Custom address fingerprint

Castle supports tracking address information, both on the user and transaction object in the API payload. You're able to send all the common fields like street address, city, region and postal code. When sending this information, Castle computes a fingerprint by normalizing the address information and creating a hash. This makes it super easy to find e.g. multiple users on the same address, or when using the same shipping address for multiple payment methods. Today we're introducing a change in the API which allows you to send your own address fingerprint if you prefer a custom one over the one that Castle computes automatically.


Default tab for transactions

Castle allows you to send rich transaction data such as payment amount, method, fingerprint and much more. With this information available in Castle you're able to search historic transactions, spot fraudulent ones and then write rules to either block them or warn you when these happen.


Compare activity over time

Today we've launched a powerful new way of visualizing data over time across many entities of the same type, like Users, Devices or IPs. With this feature, you can quickly hone in on suspicious users, and compare their activity over time, to discover patterns indicative of e.g. multi-accounting abuse. By seeing user activity next to each other, you're able to spot clusters of account with similarities in event sequences, such as a signup shortly followed by an invitation.


Introducing: Link Analysis

Today we're proud to release our link analysis feature which empowers you to quickly visualize and discover more fraudulent users. Link analysis is a powerful technique used to identify relationships and connections between entities such as users, devices, addresses, payment methods and more. Finding such connections can reveal fraudulent patterns and anomalies such as:


Improved custom properties

A while back we launched the ability to filter and group by custom properties. By sending this custom, business specific data, you're able to create even more efficient rules for stopping bad behavior on your platform. Today we're releasing two big updates to how Castle handles these custom properties, that turns them into a first class citizen in Castle


A new way of adding to lists

Lists are a powerful concept in Castle, that can be used for a variety of different use-cases, including IP block lists, user allow lists or as a simple review queue. If you haven't started using Lists yet, we highly encourage you to check them out! Today we're shipping a small but significant update: the ability to manually add anything to a list from the Castle Dashboard.

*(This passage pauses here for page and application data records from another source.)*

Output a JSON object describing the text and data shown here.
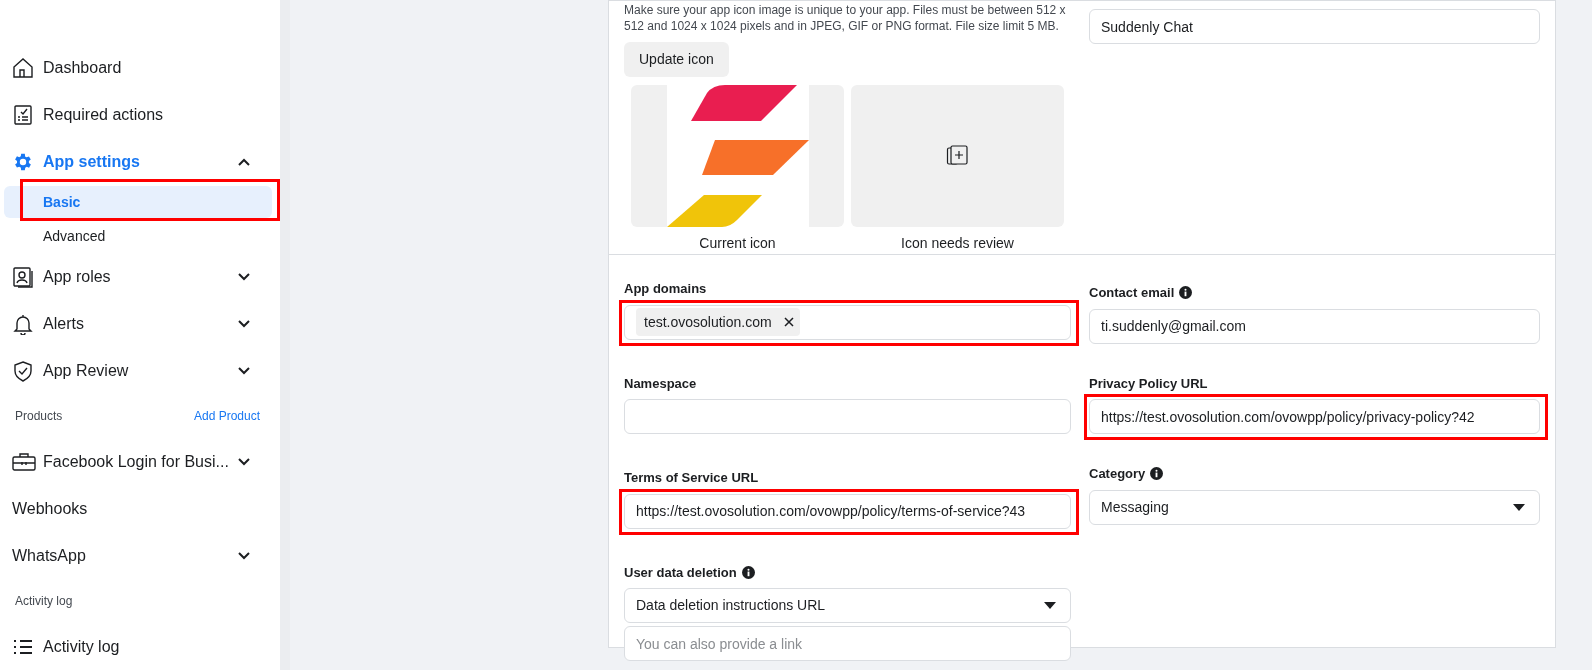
{
  "sidebar": {
    "items": [
      {
        "kind": "item",
        "label": "Dashboard"
      },
      {
        "kind": "item",
        "label": "Required actions"
      },
      {
        "kind": "item",
        "label": "App settings",
        "expanded": true,
        "active": true
      },
      {
        "kind": "sub",
        "label": "Basic",
        "selected": true,
        "highlighted": true
      },
      {
        "kind": "sub",
        "label": "Advanced",
        "selected": false,
        "highlighted": false
      },
      {
        "kind": "item",
        "label": "App roles",
        "expanded": false
      },
      {
        "kind": "item",
        "label": "Alerts",
        "expanded": false
      },
      {
        "kind": "item",
        "label": "App Review",
        "expanded": false
      },
      {
        "kind": "section",
        "label": "Products",
        "link": "Add Product"
      },
      {
        "kind": "item",
        "label": "Facebook Login for Busi...",
        "expanded": false
      },
      {
        "kind": "plain",
        "label": "Webhooks"
      },
      {
        "kind": "plain",
        "label": "WhatsApp",
        "expanded": false
      },
      {
        "kind": "section",
        "label": "Activity log"
      },
      {
        "kind": "item",
        "label": "Activity log"
      }
    ]
  },
  "icon_section": {
    "description": "Make sure your app icon image is unique to your app. Files must be between 512 x 512 and 1024 x 1024 pixels and in JPEG, GIF or PNG format. File size limit 5 MB.",
    "button": "Update icon",
    "tiles": [
      {
        "kind": "current",
        "caption": "Current icon"
      },
      {
        "kind": "pending",
        "caption": "Icon needs review"
      }
    ]
  },
  "display_name": {
    "value": "Suddenly Chat"
  },
  "form": {
    "left": [
      {
        "kind": "tags",
        "label": "App domains",
        "info": false,
        "highlighted": true,
        "tags": [
          "test.ovosolution.com"
        ]
      },
      {
        "kind": "text",
        "label": "Namespace",
        "info": false,
        "highlighted": false
      },
      {
        "kind": "text",
        "label": "Terms of Service URL",
        "info": false,
        "highlighted": true,
        "value": "https://test.ovosolution.com/ovowpp/policy/terms-of-service?43"
      },
      {
        "kind": "select",
        "label": "User data deletion",
        "info": true,
        "highlighted": false,
        "value": "Data deletion instructions URL",
        "placeholder": "You can also provide a link"
      }
    ],
    "right": [
      {
        "kind": "text",
        "label": "Contact email",
        "info": true,
        "highlighted": false,
        "value": "ti.suddenly@gmail.com"
      },
      {
        "kind": "text",
        "label": "Privacy Policy URL",
        "info": false,
        "highlighted": true,
        "value": "https://test.ovosolution.com/ovowpp/policy/privacy-policy?42"
      },
      {
        "kind": "select",
        "label": "Category",
        "info": true,
        "highlighted": false,
        "value": "Messaging"
      }
    ]
  }
}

12 months data retention

Castle's is built to make fraud investigations quick and efficient by collecting all user activity data in the same place, as well as providing powerful ways of exploring it. An essential part of a fraud investigation is to be able to go back far in time in order to connect the dots, so today we're happy to announce that we'll start offering up to 12 months of data retention. For an additional fee, you can now activate up to 12 months data retention, compared to the standard 3.


API for querying events

Today we're releasing a beta version of our Events API. This API is what's powering the Castle Dashboard under the hood and is used to query individual events as well as create aggregations and groupings. It opens up countless new use-cases e.g. where you can build customer facing on top of it, or use it to augment internal tooling.


Improved List widget

We've released a re-designed list widget, to make it easier to both to manage the list state, as well as see the context of why and when an item was added. The goal with the new widget has also been to give you a unified and consisted experience across the Castle dashboard, for everything related to lists.


Execute policies before other events

Policies is the backbone that allows you to define granular rules and corresponding actions to control the behavior on your platform, eg. to put suspicious logins through additional verification or show a CAPTCHA to automated signups. Today, we're launching a new configuration options for policies, where you're able to configure a policy to run at the very top, before all others, regardless of which event. This is particular useful when using lists to configure global block or allow lists, for example to blanket deny abusive IPs.